We thought they’d never end. We’d sing and dance forever and a day. We’d live the life we choose. We’d fight and never lose, for we were young and sure to have our way.”With the approaching World Tourism Day on Sept. 27 with the theme: “Building Peace! Fostering Knowledge!”, it will be a happy occasion to remember and have a little information on the good old days of tourism. We were one big happy tourism family, whether we belonged to the Ministry of Tourism or the Philippine Tourism Authority. We were all under the brilliant leadership of our boss Bienvenido “Ben” Andaya.
If Gene de Guia started the private sector tourism promotions in the 50s, manong Ben started tourism for the government sector with the inauguration of his field office at the former Pines Hotel in the 70s. Manang Precy Cariño Andaya was our First Lady. May 11, 1973 was the founding day of tourism. And so, with the birth of their daughter on the same date, he and manang Precy named her Rochel Mae and we called her “Kuku”. Then Benjo, his junior came after. We were then known as the gals and guys of tourism, more aptly “Andaya’s angels.” The 70s and 80s were the golden days of tourism. This was the era when you could see a lot of American and European tourists in back pack and foreign and local travel agents, Japanese Reunion for Peace invitees and Chinese tourists from Hongkong and Taiwan.
In 1975, the tourism complex was built which encompassed the Tourism Field Office at the center, the Baguio Mountain Provinces Museum and the Sunshine Park at the left and the Minister’s cottage at the right. Very few know that Sunshine Park was named after Sunshine Joe and is patterned after a shield as a tribute to our Cordillera brothers. Simultaneous with the building of the complex was the building of the Baguio Convention Center and the Melvin Jones grandstand carrying the Ifugao hut design. The monumental builders were MOT Minister Jose Aspiras and PTA General Manager Bernardo Vergara.
We were cramped in that little office of Ben Andaya at Governor Pack Road (now Baguio Chamber of Commerce) in between the museum and the Minister’s cottage, while our PTA colleagues were at the old office at Burnham Park (now CEPMO). The busiest months were summer (Holy Week and summer break) and the Christmas Holidays (last week of November to Christmas).
This year was when most of the activities of tourism were happening. With the infrastructure buildings came big international promotions like the Karpov-Korchnoi International Chess Tournament, the reunion for peace and balikbayan programs, travel agents’ familiarization tours, visits of dignitaries, Prince and Kings, and movie stars. Some of the visits required a lot of protocol in reception, guiding and handling (like walking two steps behind).
For the local scene: the first trailblazing team to Mt. Pulag was done in 1975 and the first organized climb to Mt. Pulag was in 1978, the first Cañao Festival, the Muslim-Christian cultural exchange program for the youth, on-the-spot photo contests, media familiarization tours, folkfest singing contest (Country music) and shows at the Sunshine Park, selection of model employees of hotels and most outstanding hotels and May flower parades and the first tour guiding seminar.
The 1980s brought the Pope’s visit, clean and green programs, the regionalization of the field office to Region 1 and CAR after the Edsa revolution, the participation in the 1st Philippine Travel Mart and the renaming of the Philippine Convention Bureau to the Philippine Convention and Visitors Corporation.

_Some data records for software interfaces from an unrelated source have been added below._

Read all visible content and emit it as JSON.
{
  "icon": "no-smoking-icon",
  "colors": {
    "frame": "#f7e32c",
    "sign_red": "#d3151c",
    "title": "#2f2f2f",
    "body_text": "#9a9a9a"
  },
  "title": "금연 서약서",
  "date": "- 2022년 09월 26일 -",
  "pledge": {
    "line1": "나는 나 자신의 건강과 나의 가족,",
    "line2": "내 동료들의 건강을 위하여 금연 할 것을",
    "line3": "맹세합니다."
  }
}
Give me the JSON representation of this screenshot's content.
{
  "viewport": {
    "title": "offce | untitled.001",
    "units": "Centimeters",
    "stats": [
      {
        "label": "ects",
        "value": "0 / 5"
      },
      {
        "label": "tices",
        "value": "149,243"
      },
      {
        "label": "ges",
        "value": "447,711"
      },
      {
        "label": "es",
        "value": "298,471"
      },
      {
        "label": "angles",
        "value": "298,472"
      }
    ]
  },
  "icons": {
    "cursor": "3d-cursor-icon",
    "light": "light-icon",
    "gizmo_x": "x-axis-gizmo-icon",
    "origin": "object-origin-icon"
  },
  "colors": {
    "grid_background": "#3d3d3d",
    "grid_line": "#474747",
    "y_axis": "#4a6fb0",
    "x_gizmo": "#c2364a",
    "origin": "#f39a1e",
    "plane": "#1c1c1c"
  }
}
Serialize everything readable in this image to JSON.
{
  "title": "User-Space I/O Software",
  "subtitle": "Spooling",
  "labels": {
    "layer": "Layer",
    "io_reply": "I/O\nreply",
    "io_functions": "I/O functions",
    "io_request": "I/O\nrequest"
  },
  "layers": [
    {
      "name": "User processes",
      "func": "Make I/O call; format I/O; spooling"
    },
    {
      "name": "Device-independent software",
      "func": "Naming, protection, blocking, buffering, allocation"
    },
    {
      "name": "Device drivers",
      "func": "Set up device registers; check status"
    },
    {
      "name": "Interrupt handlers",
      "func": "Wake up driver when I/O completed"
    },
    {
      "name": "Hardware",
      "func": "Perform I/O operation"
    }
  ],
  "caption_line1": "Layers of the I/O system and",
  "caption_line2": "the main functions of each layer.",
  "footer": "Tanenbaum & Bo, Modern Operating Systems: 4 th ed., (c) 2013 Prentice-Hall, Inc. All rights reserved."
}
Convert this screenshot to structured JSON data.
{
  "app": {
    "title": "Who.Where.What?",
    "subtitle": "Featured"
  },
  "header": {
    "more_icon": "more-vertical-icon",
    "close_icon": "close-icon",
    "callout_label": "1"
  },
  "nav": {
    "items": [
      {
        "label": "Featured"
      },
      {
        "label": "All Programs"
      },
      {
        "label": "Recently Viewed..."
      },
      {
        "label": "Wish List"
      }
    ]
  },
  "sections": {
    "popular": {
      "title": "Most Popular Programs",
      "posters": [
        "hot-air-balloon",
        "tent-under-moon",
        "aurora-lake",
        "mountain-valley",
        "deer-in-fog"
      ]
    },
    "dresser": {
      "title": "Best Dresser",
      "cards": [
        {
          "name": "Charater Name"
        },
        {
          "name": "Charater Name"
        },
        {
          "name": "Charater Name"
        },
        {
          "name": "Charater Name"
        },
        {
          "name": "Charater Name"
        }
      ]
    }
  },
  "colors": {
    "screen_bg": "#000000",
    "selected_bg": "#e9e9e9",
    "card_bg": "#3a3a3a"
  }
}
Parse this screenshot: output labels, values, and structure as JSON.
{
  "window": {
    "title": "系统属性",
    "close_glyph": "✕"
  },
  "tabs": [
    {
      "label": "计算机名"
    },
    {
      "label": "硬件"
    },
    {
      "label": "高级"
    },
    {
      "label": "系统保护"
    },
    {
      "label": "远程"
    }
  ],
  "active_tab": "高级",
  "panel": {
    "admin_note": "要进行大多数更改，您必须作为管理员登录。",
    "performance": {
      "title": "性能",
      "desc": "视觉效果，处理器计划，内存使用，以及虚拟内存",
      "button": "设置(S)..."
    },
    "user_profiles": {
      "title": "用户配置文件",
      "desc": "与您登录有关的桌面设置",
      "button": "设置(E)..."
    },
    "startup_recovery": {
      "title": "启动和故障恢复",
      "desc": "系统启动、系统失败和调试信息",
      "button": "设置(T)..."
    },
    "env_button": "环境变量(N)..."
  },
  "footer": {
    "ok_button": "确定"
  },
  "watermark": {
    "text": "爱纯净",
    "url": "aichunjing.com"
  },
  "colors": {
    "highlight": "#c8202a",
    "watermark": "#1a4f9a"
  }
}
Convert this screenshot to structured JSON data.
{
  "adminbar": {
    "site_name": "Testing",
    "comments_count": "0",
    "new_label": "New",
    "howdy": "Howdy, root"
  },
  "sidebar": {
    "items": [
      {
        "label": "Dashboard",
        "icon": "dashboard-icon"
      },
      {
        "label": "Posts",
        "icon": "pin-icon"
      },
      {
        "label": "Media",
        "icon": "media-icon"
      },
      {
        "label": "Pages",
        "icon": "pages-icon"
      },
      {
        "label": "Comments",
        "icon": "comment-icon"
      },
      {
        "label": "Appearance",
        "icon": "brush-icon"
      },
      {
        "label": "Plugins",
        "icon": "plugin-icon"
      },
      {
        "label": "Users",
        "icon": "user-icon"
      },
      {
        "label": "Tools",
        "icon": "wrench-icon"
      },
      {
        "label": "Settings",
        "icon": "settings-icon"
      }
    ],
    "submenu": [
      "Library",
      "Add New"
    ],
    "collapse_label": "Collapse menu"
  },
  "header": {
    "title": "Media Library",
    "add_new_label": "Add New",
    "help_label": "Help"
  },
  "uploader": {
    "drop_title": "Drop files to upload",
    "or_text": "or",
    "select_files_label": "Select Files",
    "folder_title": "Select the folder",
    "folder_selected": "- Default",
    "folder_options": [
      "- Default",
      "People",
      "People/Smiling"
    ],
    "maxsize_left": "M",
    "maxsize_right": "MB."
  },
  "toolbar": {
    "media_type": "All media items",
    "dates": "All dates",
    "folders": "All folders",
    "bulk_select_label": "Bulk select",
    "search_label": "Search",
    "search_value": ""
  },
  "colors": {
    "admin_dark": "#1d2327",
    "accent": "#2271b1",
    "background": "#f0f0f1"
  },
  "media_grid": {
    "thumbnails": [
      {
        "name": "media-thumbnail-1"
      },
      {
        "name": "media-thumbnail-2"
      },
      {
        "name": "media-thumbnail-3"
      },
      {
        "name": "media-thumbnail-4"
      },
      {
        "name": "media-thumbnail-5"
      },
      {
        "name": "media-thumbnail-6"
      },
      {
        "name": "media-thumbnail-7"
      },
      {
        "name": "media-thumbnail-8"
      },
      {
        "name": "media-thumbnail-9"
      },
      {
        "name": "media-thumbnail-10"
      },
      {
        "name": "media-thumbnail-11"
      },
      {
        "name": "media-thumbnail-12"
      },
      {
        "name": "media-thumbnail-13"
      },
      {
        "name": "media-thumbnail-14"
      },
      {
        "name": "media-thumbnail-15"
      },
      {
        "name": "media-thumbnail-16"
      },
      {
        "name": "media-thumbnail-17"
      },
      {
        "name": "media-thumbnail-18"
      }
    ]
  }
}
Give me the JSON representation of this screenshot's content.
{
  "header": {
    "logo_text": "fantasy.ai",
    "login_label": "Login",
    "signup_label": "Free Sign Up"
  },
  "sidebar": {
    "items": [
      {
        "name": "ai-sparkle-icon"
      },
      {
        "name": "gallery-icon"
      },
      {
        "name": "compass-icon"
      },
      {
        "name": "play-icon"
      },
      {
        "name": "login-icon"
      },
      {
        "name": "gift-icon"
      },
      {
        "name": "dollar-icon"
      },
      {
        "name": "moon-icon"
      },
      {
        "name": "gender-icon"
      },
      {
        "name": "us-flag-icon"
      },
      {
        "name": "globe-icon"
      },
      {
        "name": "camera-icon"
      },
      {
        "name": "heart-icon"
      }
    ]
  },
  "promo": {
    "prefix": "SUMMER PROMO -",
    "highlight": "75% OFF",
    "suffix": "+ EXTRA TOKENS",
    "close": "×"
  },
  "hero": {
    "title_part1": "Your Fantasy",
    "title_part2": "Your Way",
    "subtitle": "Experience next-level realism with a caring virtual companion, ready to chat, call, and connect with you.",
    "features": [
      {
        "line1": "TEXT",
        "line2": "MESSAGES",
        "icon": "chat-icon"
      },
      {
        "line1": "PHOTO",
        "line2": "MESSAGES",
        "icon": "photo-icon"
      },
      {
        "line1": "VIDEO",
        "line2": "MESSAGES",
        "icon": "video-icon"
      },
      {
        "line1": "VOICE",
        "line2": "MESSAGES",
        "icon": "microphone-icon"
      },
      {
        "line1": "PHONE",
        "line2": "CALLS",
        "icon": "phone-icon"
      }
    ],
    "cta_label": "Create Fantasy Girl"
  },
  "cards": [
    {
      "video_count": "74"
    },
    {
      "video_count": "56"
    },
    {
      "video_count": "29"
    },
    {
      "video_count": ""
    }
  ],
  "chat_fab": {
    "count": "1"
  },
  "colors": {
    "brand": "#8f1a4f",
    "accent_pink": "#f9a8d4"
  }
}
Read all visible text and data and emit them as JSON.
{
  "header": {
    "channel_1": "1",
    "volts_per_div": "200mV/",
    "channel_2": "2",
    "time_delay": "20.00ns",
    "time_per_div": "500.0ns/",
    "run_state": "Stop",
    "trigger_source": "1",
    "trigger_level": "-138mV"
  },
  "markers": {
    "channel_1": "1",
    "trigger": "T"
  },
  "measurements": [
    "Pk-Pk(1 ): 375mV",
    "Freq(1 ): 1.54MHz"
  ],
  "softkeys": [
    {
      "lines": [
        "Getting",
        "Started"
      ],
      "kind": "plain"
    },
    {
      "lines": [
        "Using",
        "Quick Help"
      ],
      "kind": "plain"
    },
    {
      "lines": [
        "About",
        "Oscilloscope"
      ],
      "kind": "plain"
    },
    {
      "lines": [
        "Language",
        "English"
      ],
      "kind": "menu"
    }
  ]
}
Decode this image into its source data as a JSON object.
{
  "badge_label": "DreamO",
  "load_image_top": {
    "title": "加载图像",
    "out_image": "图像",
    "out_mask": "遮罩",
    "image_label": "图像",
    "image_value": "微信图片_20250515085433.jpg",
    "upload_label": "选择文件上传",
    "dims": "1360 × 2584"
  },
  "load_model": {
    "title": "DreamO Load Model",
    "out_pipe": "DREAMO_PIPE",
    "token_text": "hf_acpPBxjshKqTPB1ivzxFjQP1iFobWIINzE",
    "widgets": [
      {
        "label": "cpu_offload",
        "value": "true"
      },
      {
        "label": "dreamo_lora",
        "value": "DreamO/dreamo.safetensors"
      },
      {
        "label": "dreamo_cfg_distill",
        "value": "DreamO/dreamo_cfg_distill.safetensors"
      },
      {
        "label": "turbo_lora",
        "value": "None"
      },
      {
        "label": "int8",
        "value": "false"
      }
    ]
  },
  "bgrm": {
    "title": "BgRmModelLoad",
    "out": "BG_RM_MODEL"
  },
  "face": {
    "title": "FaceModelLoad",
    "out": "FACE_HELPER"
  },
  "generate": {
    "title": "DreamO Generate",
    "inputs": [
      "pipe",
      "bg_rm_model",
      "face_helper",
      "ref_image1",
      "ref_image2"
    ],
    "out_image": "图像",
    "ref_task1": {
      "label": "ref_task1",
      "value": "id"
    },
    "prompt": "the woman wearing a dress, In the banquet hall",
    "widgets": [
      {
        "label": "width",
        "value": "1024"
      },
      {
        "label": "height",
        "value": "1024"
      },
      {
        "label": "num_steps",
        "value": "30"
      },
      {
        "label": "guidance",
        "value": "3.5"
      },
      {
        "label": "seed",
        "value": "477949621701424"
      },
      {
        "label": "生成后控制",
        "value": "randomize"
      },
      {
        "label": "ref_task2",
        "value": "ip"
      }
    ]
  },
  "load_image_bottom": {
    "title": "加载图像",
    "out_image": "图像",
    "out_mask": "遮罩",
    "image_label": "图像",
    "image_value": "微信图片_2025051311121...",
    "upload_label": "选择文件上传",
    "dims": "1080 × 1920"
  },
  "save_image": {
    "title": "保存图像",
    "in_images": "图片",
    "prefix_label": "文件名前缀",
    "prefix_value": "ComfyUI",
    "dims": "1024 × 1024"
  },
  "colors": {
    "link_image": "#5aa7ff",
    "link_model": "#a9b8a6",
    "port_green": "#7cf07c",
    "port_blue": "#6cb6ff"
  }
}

There was also a leadership change of the three offices in Baguio namely: The Department of Tourism, the PTA and the Baguio Convention Center which was then under the PCVC. It was also the decade when the 1st PTA Travel Tax Office was established in Baguio and the celebration of the 1st Baguio Arts Festival at the Baguio Convention center.
The 1990s was the year of the earthquake and the Mt. Pinatubo eruption. It was also the year when Camp John Hay was turned over to the PTA in preparation for its privatization.
During all these years, the tourism family enjoyed camaraderie with the private and public sector and within themselves. Because we worked closely at the Baguio airport, we were also good friends with the Philippine Airlines staff.
Indeed, those were the days my friend. The tourism family is now scattered all over the globe, but we still stay in touch and hold mini reunions every now and then. The love, care and happy memories still remain. After all it was during those younger days that we fell in love and had our families. We might have changed in looks but we have grown in wisdom. We need to look back and remember every once in a while, because life is short and unexpected events happen. Happy memories keep us grounded.
Stella Maria L. de Guia